-- SOURCE INFORMATION --
________________

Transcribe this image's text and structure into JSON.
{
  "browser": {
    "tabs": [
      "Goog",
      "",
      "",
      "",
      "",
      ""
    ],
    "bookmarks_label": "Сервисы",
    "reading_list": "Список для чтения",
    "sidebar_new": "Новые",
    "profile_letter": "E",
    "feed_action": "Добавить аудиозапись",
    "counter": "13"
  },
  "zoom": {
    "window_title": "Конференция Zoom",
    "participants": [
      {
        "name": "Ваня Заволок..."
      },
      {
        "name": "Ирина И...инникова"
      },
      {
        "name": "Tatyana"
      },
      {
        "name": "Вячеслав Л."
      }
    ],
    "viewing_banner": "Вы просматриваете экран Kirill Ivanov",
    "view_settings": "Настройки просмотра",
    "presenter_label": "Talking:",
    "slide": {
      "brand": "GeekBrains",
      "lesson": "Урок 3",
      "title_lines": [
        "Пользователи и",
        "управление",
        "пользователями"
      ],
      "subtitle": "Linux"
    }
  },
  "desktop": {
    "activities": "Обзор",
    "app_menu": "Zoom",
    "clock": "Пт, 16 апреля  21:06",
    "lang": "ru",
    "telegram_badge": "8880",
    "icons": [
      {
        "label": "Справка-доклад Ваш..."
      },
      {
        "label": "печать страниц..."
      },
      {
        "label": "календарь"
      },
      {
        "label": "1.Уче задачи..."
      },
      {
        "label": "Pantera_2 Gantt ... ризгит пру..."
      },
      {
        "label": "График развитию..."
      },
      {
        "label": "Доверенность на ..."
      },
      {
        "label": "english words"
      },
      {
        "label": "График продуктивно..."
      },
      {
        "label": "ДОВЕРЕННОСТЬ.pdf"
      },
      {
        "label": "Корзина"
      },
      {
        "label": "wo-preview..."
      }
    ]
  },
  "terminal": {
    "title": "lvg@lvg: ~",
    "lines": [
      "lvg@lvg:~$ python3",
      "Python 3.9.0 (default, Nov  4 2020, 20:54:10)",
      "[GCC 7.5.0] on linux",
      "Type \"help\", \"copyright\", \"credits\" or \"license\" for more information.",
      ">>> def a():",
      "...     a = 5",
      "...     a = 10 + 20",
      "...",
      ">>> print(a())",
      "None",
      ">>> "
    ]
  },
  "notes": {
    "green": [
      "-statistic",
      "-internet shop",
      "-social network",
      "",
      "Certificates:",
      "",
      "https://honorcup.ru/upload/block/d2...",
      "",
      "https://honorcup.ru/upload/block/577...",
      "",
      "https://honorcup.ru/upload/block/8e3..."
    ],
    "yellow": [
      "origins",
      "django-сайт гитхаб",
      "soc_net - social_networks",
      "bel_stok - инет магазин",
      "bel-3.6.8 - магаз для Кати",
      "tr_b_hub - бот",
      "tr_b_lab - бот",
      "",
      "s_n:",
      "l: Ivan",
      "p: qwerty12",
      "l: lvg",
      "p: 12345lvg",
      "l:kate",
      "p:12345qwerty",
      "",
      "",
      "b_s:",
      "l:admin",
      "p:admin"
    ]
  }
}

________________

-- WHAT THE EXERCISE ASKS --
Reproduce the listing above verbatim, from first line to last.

-- REPLY TO THE EXERCISE --
Transcribe this image's text and structure into JSON.
{
  "browser": {
    "tabs": [
      "Goog",
      "",
      "",
      "",
      "",
      ""
    ],
    "bookmarks_label": "Сервисы",
    "reading_list": "Список для чтения",
    "sidebar_new": "Новые",
    "profile_letter": "E",
    "feed_action": "Добавить аудиозапись",
    "counter": "13"
  },
  "zoom": {
    "window_title": "Конференция Zoom",
    "participants": [
      {
        "name": "Ваня Заволок..."
      },
      {
        "name": "Ирина И...инникова"
      },
      {
        "name": "Tatyana"
      },
      {
        "name": "Вячеслав Л."
      }
    ],
    "viewing_banner": "Вы просматриваете экран Kirill Ivanov",
    "view_settings": "Настройки просмотра",
    "presenter_label": "Talking:",
    "slide": {
      "brand": "GeekBrains",
      "lesson": "Урок 3",
      "title_lines": [
        "Пользователи и",
        "управление",
        "пользователями"
      ],
      "subtitle": "Linux"
    }
  },
  "desktop": {
    "activities": "Обзор",
    "app_menu": "Zoom",
    "clock": "Пт, 16 апреля  21:06",
    "lang": "ru",
    "telegram_badge": "8880",
    "icons": [
      {
        "label": "Справка-доклад Ваш..."
      },
      {
        "label": "печать страниц..."
      },
      {
        "label": "календарь"
      },
      {
        "label": "1.Уче задачи..."
      },
      {
        "label": "Pantera_2 Gantt ... ризгит пру..."
      },
      {
        "label": "График развитию..."
      },
      {
        "label": "Доверенность на ..."
      },
      {
        "label": "english words"
      },
      {
        "label": "График продуктивно..."
      },
      {
        "label": "ДОВЕРЕННОСТЬ.pdf"
      },
      {
        "label": "Корзина"
      },
      {
        "label": "wo-preview..."
      }
    ]
  },
  "terminal": {
    "title": "lvg@lvg: ~",
    "lines": [
      "lvg@lvg:~$ python3",
      "Python 3.9.0 (default, Nov  4 2020, 20:54:10)",
      "[GCC 7.5.0] on linux",
      "Type \"help\", \"copyright\", \"credits\" or \"license\" for more information.",
      ">>> def a():",
      "...     a = 5",
      "...     a = 10 + 20",
      "...",
      ">>> print(a())",
      "None",
      ">>> "
    ]
  },
  "notes": {
    "green": [
      "-statistic",
      "-internet shop",
      "-social network",
      "",
      "Certificates:",
      "",
      "https://honorcup.ru/upload/block/d2...",
      "",
      "https://honorcup.ru/upload/block/577...",
      "",
      "https://honorcup.ru/upload/block/8e3..."
    ],
    "yellow": [
      "origins",
      "django-сайт гитхаб",
      "soc_net - social_networks",
      "bel_stok - инет магазин",
      "bel-3.6.8 - магаз для Кати",
      "tr_b_hub - бот",
      "tr_b_lab - бот",
      "",
      "s_n:",
      "l: Ivan",
      "p: qwerty12",
      "l: lvg",
      "p: 12345lvg",
      "l:kate",
      "p:12345qwerty",
      "",
      "",
      "b_s:",
      "l:admin",
      "p:admin"
    ]
  }
}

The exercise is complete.